» **Problem statement**
Write out the records again, exactly, leaving none out.

» **Records to use**

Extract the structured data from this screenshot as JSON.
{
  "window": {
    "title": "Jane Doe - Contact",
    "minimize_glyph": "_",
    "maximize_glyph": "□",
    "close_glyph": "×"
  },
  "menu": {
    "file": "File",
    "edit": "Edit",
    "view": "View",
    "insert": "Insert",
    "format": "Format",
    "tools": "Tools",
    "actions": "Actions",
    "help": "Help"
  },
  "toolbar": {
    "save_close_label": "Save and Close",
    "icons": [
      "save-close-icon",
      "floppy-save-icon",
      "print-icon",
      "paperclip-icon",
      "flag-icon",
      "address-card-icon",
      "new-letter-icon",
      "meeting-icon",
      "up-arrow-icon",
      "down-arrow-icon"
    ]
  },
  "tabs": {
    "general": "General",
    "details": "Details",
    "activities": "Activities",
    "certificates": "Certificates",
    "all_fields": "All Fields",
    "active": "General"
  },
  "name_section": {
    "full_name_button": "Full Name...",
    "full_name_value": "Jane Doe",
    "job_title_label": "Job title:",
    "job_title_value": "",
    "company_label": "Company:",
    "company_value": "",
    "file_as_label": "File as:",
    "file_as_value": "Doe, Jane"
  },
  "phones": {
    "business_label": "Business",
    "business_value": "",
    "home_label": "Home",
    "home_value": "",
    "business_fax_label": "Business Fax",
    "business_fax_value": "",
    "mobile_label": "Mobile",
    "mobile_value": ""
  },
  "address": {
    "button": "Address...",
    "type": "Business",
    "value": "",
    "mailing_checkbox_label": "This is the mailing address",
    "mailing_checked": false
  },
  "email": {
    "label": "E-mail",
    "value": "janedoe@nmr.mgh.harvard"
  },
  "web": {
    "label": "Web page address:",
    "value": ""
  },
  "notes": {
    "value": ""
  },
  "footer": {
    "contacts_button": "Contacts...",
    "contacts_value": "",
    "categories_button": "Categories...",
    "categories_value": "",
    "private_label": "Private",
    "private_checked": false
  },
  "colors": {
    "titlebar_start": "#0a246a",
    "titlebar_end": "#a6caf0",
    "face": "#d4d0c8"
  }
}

» **Task solution**
Extract the structured data from this screenshot as JSON.
{
  "window": {
    "title": "Jane Doe - Contact",
    "minimize_glyph": "_",
    "maximize_glyph": "□",
    "close_glyph": "×"
  },
  "menu": {
    "file": "File",
    "edit": "Edit",
    "view": "View",
    "insert": "Insert",
    "format": "Format",
    "tools": "Tools",
    "actions": "Actions",
    "help": "Help"
  },
  "toolbar": {
    "save_close_label": "Save and Close",
    "icons": [
      "save-close-icon",
      "floppy-save-icon",
      "print-icon",
      "paperclip-icon",
      "flag-icon",
      "address-card-icon",
      "new-letter-icon",
      "meeting-icon",
      "up-arrow-icon",
      "down-arrow-icon"
    ]
  },
  "tabs": {
    "general": "General",
    "details": "Details",
    "activities": "Activities",
    "certificates": "Certificates",
    "all_fields": "All Fields",
    "active": "General"
  },
  "name_section": {
    "full_name_button": "Full Name...",
    "full_name_value": "Jane Doe",
    "job_title_label": "Job title:",
    "job_title_value": "",
    "company_label": "Company:",
    "company_value": "",
    "file_as_label": "File as:",
    "file_as_value": "Doe, Jane"
  },
  "phones": {
    "business_label": "Business",
    "business_value": "",
    "home_label": "Home",
    "home_value": "",
    "business_fax_label": "Business Fax",
    "business_fax_value": "",
    "mobile_label": "Mobile",
    "mobile_value": ""
  },
  "address": {
    "button": "Address...",
    "type": "Business",
    "value": "",
    "mailing_checkbox_label": "This is the mailing address",
    "mailing_checked": false
  },
  "email": {
    "label": "E-mail",
    "value": "janedoe@nmr.mgh.harvard"
  },
  "web": {
    "label": "Web page address:",
    "value": ""
  },
  "notes": {
    "value": ""
  },
  "footer": {
    "contacts_button": "Contacts...",
    "contacts_value": "",
    "categories_button": "Categories...",
    "categories_value": "",
    "private_label": "Private",
    "private_checked": false
  },
  "colors": {
    "titlebar_start": "#0a246a",
    "titlebar_end": "#a6caf0",
    "face": "#d4d0c8"
  }
}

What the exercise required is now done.